> [Items from a data source]
______
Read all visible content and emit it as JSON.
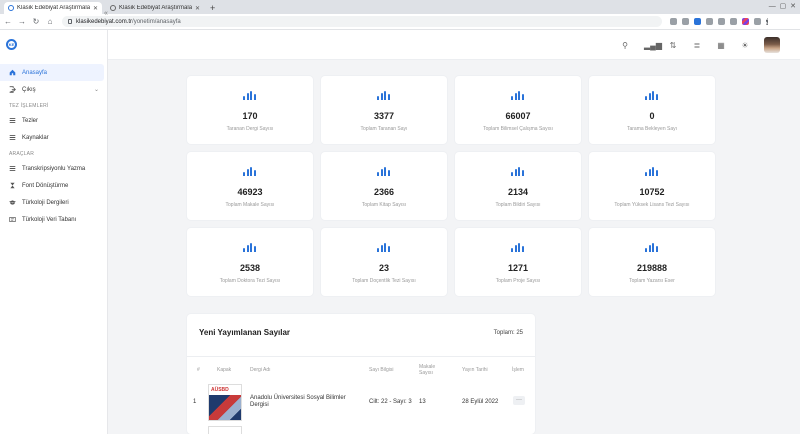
{
  "browser": {
    "tabs": [
      {
        "title": "Klasik Edebiyat Araştırmaları",
        "active": true
      },
      {
        "title": "Klasik Edebiyat Araştırmaları",
        "active": false
      }
    ],
    "url_host": "klasikedebiyat.com.tr",
    "url_path": "/yonetim/anasayfa"
  },
  "sidebar": {
    "logo_text": "KE",
    "items_main": [
      {
        "label": "Anasayfa",
        "icon": "home-icon"
      },
      {
        "label": "Çıkış",
        "icon": "logout-icon"
      }
    ],
    "section1": "TEZ İŞLEMLERİ",
    "items_tez": [
      {
        "label": "Tezler",
        "icon": "list-icon"
      },
      {
        "label": "Kaynaklar",
        "icon": "list-icon"
      }
    ],
    "section2": "ARAÇLAR",
    "items_tools": [
      {
        "label": "Transkripsiyonlu Yazma",
        "icon": "list-icon"
      },
      {
        "label": "Font Dönüştürme",
        "icon": "hourglass-icon"
      },
      {
        "label": "Türkoloji Dergileri",
        "icon": "graduation-cap-icon"
      },
      {
        "label": "Türkoloji Veri Tabanı",
        "icon": "id-card-icon"
      }
    ]
  },
  "stats": [
    {
      "value": "170",
      "label": "Taranan Dergi Sayısı"
    },
    {
      "value": "3377",
      "label": "Toplam Taranan Sayı"
    },
    {
      "value": "66007",
      "label": "Toplam Bilimsel Çalışma Sayısı"
    },
    {
      "value": "0",
      "label": "Tarama Bekleyen Sayı"
    },
    {
      "value": "46923",
      "label": "Toplam Makale Sayısı"
    },
    {
      "value": "2366",
      "label": "Toplam Kitap Sayısı"
    },
    {
      "value": "2134",
      "label": "Toplam Bildiri Sayısı"
    },
    {
      "value": "10752",
      "label": "Toplam Yüksek Lisans Tezi Sayısı"
    },
    {
      "value": "2538",
      "label": "Toplam Doktora Tezi Sayısı"
    },
    {
      "value": "23",
      "label": "Toplam Doçentlik Tezi Sayısı"
    },
    {
      "value": "1271",
      "label": "Toplam Proje Sayısı"
    },
    {
      "value": "219888",
      "label": "Toplam Yazarsı Eser"
    }
  ],
  "pubs": {
    "title": "Yeni Yayımlanan Sayılar",
    "total": "Toplam: 25",
    "headers": {
      "num": "#",
      "cover": "Kapak",
      "journal": "Dergi Adı",
      "issue": "Sayı Bilgisi",
      "articles": "Makale Sayısı",
      "date": "Yayın Tarihi",
      "action": "İşlem"
    },
    "rows": [
      {
        "num": "1",
        "cover_text": "AÜSBD",
        "journal": "Anadolu Üniversitesi Sosyal Bilimler Dergisi",
        "issue": "Cilt: 22 - Sayı: 3",
        "articles": "13",
        "date": "28 Eylül 2022",
        "action": "···"
      }
    ]
  },
  "colors": {
    "accent": "#2a73d9",
    "background": "#f3f4f6"
  }
}
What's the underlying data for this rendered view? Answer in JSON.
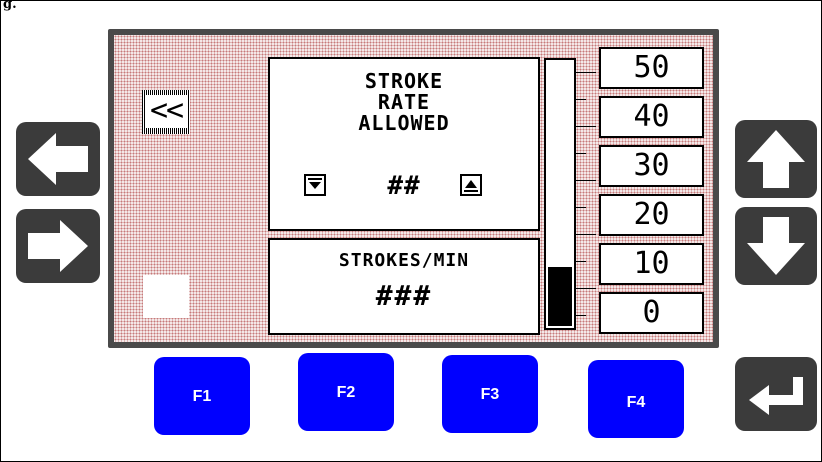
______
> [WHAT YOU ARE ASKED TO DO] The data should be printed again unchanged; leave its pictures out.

> [ANSWER SECTION]
Read all visible content and emit it as JSON.
{
  "browser": {
    "tabs": [
      {
        "title": "Klasik Edebiyat Araştırmaları",
        "active": true
      },
      {
        "title": "Klasik Edebiyat Araştırmaları",
        "active": false
      }
    ],
    "url_host": "klasikedebiyat.com.tr",
    "url_path": "/yonetim/anasayfa"
  },
  "sidebar": {
    "logo_text": "KE",
    "items_main": [
      {
        "label": "Anasayfa",
        "icon": "home-icon"
      },
      {
        "label": "Çıkış",
        "icon": "logout-icon"
      }
    ],
    "section1": "TEZ İŞLEMLERİ",
    "items_tez": [
      {
        "label": "Tezler",
        "icon": "list-icon"
      },
      {
        "label": "Kaynaklar",
        "icon": "list-icon"
      }
    ],
    "section2": "ARAÇLAR",
    "items_tools": [
      {
        "label": "Transkripsiyonlu Yazma",
        "icon": "list-icon"
      },
      {
        "label": "Font Dönüştürme",
        "icon": "hourglass-icon"
      },
      {
        "label": "Türkoloji Dergileri",
        "icon": "graduation-cap-icon"
      },
      {
        "label": "Türkoloji Veri Tabanı",
        "icon": "id-card-icon"
      }
    ]
  },
  "stats": [
    {
      "value": "170",
      "label": "Taranan Dergi Sayısı"
    },
    {
      "value": "3377",
      "label": "Toplam Taranan Sayı"
    },
    {
      "value": "66007",
      "label": "Toplam Bilimsel Çalışma Sayısı"
    },
    {
      "value": "0",
      "label": "Tarama Bekleyen Sayı"
    },
    {
      "value": "46923",
      "label": "Toplam Makale Sayısı"
    },
    {
      "value": "2366",
      "label": "Toplam Kitap Sayısı"
    },
    {
      "value": "2134",
      "label": "Toplam Bildiri Sayısı"
    },
    {
      "value": "10752",
      "label": "Toplam Yüksek Lisans Tezi Sayısı"
    },
    {
      "value": "2538",
      "label": "Toplam Doktora Tezi Sayısı"
    },
    {
      "value": "23",
      "label": "Toplam Doçentlik Tezi Sayısı"
    },
    {
      "value": "1271",
      "label": "Toplam Proje Sayısı"
    },
    {
      "value": "219888",
      "label": "Toplam Yazarsı Eser"
    }
  ],
  "pubs": {
    "title": "Yeni Yayımlanan Sayılar",
    "total": "Toplam: 25",
    "headers": {
      "num": "#",
      "cover": "Kapak",
      "journal": "Dergi Adı",
      "issue": "Sayı Bilgisi",
      "articles": "Makale Sayısı",
      "date": "Yayın Tarihi",
      "action": "İşlem"
    },
    "rows": [
      {
        "num": "1",
        "cover_text": "AÜSBD",
        "journal": "Anadolu Üniversitesi Sosyal Bilimler Dergisi",
        "issue": "Cilt: 22 - Sayı: 3",
        "articles": "13",
        "date": "28 Eylül 2022",
        "action": "···"
      }
    ]
  },
  "colors": {
    "accent": "#2a73d9",
    "background": "#f3f4f6"
  }
}
What's the underlying data for this rendered view? Answer in JSON.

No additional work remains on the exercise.